**Task item**: Could you copy out all of the entries exactly?

**Entries shown**:

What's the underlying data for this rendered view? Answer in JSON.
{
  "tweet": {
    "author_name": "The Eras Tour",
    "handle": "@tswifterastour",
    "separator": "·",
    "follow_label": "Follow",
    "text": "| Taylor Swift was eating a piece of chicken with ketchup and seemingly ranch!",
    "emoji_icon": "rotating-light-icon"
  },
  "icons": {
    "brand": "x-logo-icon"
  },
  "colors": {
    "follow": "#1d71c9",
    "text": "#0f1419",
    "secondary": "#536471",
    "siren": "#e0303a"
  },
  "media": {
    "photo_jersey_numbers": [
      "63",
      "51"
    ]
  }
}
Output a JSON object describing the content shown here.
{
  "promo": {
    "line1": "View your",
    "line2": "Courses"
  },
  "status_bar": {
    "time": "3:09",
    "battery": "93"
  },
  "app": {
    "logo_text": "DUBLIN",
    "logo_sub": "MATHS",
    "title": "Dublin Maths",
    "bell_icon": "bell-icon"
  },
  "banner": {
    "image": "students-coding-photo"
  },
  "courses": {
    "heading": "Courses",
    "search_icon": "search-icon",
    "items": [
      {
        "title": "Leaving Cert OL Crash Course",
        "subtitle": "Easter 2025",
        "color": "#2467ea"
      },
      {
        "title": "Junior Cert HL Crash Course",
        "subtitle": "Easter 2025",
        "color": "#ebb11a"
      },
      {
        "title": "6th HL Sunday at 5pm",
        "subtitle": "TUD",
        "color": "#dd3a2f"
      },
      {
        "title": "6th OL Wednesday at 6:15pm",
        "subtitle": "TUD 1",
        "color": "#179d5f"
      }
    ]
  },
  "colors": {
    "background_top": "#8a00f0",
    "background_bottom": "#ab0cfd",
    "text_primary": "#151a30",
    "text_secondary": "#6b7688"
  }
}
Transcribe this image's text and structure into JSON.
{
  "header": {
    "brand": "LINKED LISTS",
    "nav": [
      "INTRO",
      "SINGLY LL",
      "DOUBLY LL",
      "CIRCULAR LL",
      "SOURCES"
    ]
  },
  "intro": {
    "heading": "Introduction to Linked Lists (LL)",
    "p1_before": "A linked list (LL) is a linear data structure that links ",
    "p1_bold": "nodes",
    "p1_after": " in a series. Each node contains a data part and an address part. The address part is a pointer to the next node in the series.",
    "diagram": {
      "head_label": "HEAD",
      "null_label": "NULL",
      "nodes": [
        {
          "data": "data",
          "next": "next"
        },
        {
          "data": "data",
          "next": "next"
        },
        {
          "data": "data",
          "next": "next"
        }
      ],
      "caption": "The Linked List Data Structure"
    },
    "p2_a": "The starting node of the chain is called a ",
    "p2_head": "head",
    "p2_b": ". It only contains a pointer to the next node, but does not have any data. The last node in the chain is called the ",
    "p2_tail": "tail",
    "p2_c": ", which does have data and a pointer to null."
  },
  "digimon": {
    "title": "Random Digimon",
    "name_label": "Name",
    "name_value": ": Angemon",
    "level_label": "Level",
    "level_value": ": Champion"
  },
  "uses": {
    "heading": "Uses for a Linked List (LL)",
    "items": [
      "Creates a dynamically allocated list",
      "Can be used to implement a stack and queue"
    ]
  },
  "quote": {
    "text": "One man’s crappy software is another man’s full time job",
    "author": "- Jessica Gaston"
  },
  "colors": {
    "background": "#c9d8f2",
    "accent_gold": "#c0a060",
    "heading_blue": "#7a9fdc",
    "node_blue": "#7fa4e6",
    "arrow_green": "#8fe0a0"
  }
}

**Reply to the task**:
What's the underlying data for this rendered view? Answer in JSON.
{
  "tweet": {
    "author_name": "The Eras Tour",
    "handle": "@tswifterastour",
    "separator": "·",
    "follow_label": "Follow",
    "text": "| Taylor Swift was eating a piece of chicken with ketchup and seemingly ranch!",
    "emoji_icon": "rotating-light-icon"
  },
  "icons": {
    "brand": "x-logo-icon"
  },
  "colors": {
    "follow": "#1d71c9",
    "text": "#0f1419",
    "secondary": "#536471",
    "siren": "#e0303a"
  },
  "media": {
    "photo_jersey_numbers": [
      "63",
      "51"
    ]
  }
}
Output a JSON object describing the content shown here.
{
  "promo": {
    "line1": "View your",
    "line2": "Courses"
  },
  "status_bar": {
    "time": "3:09",
    "battery": "93"
  },
  "app": {
    "logo_text": "DUBLIN",
    "logo_sub": "MATHS",
    "title": "Dublin Maths",
    "bell_icon": "bell-icon"
  },
  "banner": {
    "image": "students-coding-photo"
  },
  "courses": {
    "heading": "Courses",
    "search_icon": "search-icon",
    "items": [
      {
        "title": "Leaving Cert OL Crash Course",
        "subtitle": "Easter 2025",
        "color": "#2467ea"
      },
      {
        "title": "Junior Cert HL Crash Course",
        "subtitle": "Easter 2025",
        "color": "#ebb11a"
      },
      {
        "title": "6th HL Sunday at 5pm",
        "subtitle": "TUD",
        "color": "#dd3a2f"
      },
      {
        "title": "6th OL Wednesday at 6:15pm",
        "subtitle": "TUD 1",
        "color": "#179d5f"
      }
    ]
  },
  "colors": {
    "background_top": "#8a00f0",
    "background_bottom": "#ab0cfd",
    "text_primary": "#151a30",
    "text_secondary": "#6b7688"
  }
}
Transcribe this image's text and structure into JSON.
{
  "header": {
    "brand": "LINKED LISTS",
    "nav": [
      "INTRO",
      "SINGLY LL",
      "DOUBLY LL",
      "CIRCULAR LL",
      "SOURCES"
    ]
  },
  "intro": {
    "heading": "Introduction to Linked Lists (LL)",
    "p1_before": "A linked list (LL) is a linear data structure that links ",
    "p1_bold": "nodes",
    "p1_after": " in a series. Each node contains a data part and an address part. The address part is a pointer to the next node in the series.",
    "diagram": {
      "head_label": "HEAD",
      "null_label": "NULL",
      "nodes": [
        {
          "data": "data",
          "next": "next"
        },
        {
          "data": "data",
          "next": "next"
        },
        {
          "data": "data",
          "next": "next"
        }
      ],
      "caption": "The Linked List Data Structure"
    },
    "p2_a": "The starting node of the chain is called a ",
    "p2_head": "head",
    "p2_b": ". It only contains a pointer to the next node, but does not have any data. The last node in the chain is called the ",
    "p2_tail": "tail",
    "p2_c": ", which does have data and a pointer to null."
  },
  "digimon": {
    "title": "Random Digimon",
    "name_label": "Name",
    "name_value": ": Angemon",
    "level_label": "Level",
    "level_value": ": Champion"
  },
  "uses": {
    "heading": "Uses for a Linked List (LL)",
    "items": [
      "Creates a dynamically allocated list",
      "Can be used to implement a stack and queue"
    ]
  },
  "quote": {
    "text": "One man’s crappy software is another man’s full time job",
    "author": "- Jessica Gaston"
  },
  "colors": {
    "background": "#c9d8f2",
    "accent_gold": "#c0a060",
    "heading_blue": "#7a9fdc",
    "node_blue": "#7fa4e6",
    "arrow_green": "#8fe0a0"
  }
}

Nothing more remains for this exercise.